- An email address listed inside this email has been used in a known fraud before.
- This email uses a separate reply address that is different from the sender address. Spammers use this to get replies even when the original spam sending accounts have been shut down. Also, sometimes the sender addresses are legitimate looking but fake and only the reply address is actually an email account controlled by the scammers.
- The following phrases in this message should put you on alert:
- "million united states dollars" (they want you to be blinded by the prospect of quick money, but the only money that ever changes hands in 419 scams is from you to the criminals)
- This email message is a 419 scam. Please see our 419 FAQ for more details on such scams.
- This email lists free webmail addresses. Use of such addresses is typical for scams. Lotteries, banks and any but the smallest of companies do not normally use such addresses. Criminals use them to anonymously send and receive email at Internet cafes.
- email@example.com (email address has been used in a known fraud before)
Fraud email example:
From: "INFO" (may be fake)
Date: Tue, 9 Dec 2014 15:53:44 +0100
I am sending you this mail in good faith. I am Mrs. RITA KOKOU now undergoing medical treatment for cancer. I was married to late Dr. DAVID KOKOU who was a contractor with the United Kingdom consulate in Hong Kong for many years. Before his death in 2002, we both had an account with a financial institution where we deposited the sum of Twenty One Million United States dollars. Recently, my doctor told me that I have few months to live due to cancer problem.
Having known my condition; I have decided to nominate you as my beneficiary since the financial company has now written me that the length of time agreed upon to hold my funds have now expired. My desire and purpose is for you to promote humanitarian works. I.e. assisting the less privileged and building orphanage homes in your country and to upset my medical bills.

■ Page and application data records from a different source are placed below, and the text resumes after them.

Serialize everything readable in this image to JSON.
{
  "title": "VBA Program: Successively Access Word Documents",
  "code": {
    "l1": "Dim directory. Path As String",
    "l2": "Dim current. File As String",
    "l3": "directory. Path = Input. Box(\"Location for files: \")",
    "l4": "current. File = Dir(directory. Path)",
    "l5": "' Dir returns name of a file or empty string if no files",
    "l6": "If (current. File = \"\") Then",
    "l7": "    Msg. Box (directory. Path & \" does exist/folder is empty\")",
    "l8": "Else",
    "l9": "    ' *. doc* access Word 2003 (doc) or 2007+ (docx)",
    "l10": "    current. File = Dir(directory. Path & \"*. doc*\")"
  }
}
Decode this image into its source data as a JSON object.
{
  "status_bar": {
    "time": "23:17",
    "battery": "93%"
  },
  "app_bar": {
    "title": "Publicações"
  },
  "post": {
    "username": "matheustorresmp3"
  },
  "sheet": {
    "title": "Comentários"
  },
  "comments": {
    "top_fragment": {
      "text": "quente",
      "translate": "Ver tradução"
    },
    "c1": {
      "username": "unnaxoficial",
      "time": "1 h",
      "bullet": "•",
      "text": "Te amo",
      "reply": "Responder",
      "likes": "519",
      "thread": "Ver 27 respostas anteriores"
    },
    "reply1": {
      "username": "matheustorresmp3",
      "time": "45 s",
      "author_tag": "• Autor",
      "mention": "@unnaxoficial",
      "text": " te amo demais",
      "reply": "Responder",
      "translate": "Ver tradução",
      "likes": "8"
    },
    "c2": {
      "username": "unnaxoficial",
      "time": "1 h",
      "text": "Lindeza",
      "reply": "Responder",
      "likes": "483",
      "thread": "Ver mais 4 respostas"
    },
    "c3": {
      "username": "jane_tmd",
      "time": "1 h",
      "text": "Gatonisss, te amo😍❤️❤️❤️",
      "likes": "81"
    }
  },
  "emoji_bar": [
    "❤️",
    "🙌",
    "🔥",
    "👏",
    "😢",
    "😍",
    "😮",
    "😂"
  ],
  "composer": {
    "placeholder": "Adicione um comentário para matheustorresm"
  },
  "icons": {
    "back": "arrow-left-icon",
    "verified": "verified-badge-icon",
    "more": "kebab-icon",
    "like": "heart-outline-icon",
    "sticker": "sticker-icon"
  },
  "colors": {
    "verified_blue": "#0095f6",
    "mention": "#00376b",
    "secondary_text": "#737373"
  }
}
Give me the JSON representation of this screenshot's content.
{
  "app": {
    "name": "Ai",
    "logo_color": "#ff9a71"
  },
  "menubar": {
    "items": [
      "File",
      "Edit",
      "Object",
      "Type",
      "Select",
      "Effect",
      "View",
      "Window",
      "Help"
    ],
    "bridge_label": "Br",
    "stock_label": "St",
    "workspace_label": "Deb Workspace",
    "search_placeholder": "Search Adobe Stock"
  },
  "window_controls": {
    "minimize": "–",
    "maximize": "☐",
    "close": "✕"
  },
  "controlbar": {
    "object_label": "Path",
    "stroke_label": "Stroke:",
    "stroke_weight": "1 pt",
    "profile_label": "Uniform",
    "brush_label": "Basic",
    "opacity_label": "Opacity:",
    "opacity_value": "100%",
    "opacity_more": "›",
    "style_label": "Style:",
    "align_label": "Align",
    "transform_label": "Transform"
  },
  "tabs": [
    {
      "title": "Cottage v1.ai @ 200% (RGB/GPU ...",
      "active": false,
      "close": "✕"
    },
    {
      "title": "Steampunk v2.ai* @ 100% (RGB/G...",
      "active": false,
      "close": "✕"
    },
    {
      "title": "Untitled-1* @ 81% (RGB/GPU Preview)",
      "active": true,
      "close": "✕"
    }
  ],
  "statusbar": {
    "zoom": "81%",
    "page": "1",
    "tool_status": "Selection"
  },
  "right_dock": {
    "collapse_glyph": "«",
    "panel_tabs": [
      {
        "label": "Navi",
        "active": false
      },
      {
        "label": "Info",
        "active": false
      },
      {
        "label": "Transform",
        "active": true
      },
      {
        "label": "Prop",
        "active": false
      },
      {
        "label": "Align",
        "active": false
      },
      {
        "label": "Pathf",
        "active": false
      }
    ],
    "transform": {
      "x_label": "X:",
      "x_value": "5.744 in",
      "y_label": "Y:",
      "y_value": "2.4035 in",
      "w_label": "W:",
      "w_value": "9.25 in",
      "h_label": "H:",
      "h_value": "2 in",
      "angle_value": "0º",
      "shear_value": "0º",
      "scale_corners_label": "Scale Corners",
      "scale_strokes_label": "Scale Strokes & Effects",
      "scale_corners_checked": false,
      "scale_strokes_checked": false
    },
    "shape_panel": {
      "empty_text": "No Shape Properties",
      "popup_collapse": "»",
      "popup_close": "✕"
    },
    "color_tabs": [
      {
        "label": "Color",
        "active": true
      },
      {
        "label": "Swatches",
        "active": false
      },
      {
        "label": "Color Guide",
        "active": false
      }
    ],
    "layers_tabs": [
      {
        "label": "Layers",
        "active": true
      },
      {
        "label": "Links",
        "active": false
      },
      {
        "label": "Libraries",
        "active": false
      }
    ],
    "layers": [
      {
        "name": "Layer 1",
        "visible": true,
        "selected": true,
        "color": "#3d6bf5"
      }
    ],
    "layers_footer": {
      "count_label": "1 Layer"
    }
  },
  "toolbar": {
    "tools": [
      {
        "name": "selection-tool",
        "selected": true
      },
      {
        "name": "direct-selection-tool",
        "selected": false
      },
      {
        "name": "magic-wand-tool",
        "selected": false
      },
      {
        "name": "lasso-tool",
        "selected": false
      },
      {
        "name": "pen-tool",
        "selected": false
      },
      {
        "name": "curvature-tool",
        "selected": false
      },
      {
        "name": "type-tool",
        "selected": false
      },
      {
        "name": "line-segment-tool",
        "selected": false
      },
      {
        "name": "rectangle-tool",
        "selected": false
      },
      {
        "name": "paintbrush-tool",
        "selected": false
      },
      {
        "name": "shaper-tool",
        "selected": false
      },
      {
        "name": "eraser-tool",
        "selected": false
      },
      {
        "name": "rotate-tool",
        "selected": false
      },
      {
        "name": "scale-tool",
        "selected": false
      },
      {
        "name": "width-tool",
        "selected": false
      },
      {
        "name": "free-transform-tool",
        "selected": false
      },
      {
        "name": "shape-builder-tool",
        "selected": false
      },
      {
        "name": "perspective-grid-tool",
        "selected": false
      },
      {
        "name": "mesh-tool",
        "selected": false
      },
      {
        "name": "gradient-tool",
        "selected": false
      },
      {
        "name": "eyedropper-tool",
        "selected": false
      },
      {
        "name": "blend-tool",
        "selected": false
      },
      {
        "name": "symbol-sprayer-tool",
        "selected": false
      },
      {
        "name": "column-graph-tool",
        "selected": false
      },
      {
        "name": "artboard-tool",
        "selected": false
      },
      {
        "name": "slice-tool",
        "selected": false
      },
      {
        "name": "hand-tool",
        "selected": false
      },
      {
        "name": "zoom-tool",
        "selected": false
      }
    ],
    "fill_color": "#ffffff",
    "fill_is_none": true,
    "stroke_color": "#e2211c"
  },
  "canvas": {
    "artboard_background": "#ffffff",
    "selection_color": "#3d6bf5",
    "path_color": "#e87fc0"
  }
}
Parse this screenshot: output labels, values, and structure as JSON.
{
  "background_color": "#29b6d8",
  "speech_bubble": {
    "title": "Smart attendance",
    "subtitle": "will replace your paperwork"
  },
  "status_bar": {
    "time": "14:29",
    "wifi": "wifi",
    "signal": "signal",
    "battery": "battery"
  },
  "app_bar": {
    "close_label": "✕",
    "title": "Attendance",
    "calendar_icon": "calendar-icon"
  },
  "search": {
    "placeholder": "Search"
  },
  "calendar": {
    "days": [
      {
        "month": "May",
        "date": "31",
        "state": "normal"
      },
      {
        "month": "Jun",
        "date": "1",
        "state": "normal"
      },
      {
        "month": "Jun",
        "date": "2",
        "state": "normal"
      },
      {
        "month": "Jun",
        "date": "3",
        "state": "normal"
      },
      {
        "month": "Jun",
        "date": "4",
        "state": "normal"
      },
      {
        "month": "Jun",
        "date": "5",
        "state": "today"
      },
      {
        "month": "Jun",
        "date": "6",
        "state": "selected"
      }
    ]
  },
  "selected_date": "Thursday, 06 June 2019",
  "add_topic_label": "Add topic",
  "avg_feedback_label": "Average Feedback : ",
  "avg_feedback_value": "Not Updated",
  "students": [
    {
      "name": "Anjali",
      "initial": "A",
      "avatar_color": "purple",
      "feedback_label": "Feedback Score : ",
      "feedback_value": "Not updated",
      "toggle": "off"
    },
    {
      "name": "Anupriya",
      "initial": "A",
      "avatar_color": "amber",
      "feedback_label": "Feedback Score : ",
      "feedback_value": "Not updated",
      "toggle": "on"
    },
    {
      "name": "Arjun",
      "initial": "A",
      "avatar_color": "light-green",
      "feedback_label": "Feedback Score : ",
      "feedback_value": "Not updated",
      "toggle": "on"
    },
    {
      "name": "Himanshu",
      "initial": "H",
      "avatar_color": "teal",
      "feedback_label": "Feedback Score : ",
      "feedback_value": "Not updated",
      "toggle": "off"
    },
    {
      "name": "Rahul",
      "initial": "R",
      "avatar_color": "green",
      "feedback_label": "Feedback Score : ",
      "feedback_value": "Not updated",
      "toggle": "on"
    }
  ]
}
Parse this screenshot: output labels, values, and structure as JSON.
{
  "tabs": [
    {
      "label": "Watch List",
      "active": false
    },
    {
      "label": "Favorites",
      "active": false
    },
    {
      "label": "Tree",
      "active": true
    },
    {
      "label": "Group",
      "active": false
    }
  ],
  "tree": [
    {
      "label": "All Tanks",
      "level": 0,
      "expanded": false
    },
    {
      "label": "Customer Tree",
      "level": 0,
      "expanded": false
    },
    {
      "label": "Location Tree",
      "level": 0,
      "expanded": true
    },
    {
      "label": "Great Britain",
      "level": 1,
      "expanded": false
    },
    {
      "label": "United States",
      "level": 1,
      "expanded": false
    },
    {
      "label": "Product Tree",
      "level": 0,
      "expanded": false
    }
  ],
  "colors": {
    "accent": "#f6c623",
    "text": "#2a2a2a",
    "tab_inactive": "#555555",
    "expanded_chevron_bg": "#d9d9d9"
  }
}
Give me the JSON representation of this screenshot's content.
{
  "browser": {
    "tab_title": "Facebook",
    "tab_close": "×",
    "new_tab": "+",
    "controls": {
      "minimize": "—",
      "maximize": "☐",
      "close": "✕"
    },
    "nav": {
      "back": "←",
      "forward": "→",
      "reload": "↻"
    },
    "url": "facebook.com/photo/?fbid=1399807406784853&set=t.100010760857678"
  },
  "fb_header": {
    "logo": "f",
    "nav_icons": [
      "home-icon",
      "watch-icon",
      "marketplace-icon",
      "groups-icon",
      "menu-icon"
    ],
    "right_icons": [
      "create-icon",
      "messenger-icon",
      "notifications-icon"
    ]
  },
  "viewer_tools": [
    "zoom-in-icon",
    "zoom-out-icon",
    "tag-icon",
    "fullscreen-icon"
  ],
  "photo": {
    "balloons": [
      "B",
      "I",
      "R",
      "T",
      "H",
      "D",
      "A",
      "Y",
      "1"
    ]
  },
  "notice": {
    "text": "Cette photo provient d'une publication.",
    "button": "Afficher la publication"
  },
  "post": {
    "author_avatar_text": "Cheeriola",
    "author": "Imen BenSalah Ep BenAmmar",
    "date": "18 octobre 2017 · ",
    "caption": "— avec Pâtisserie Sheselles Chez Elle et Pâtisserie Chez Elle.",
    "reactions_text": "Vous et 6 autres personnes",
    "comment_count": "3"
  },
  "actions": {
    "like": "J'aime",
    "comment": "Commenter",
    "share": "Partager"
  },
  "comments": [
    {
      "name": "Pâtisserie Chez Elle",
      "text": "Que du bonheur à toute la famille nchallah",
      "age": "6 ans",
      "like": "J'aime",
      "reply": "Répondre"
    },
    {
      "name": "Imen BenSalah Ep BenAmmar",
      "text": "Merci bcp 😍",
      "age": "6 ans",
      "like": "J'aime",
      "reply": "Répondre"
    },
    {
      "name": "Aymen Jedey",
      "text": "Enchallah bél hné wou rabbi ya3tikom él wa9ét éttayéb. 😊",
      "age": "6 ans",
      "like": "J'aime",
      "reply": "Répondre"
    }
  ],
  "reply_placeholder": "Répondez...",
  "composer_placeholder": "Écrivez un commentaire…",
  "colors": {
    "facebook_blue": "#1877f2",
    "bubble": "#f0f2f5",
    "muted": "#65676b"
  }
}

Please assure me that you will act accordingly as I stated herein. I will give you further details when I hear from you via E-MAIL: firstname.lastname@example.org
In His Arms.
Mrs. RITA KOKOU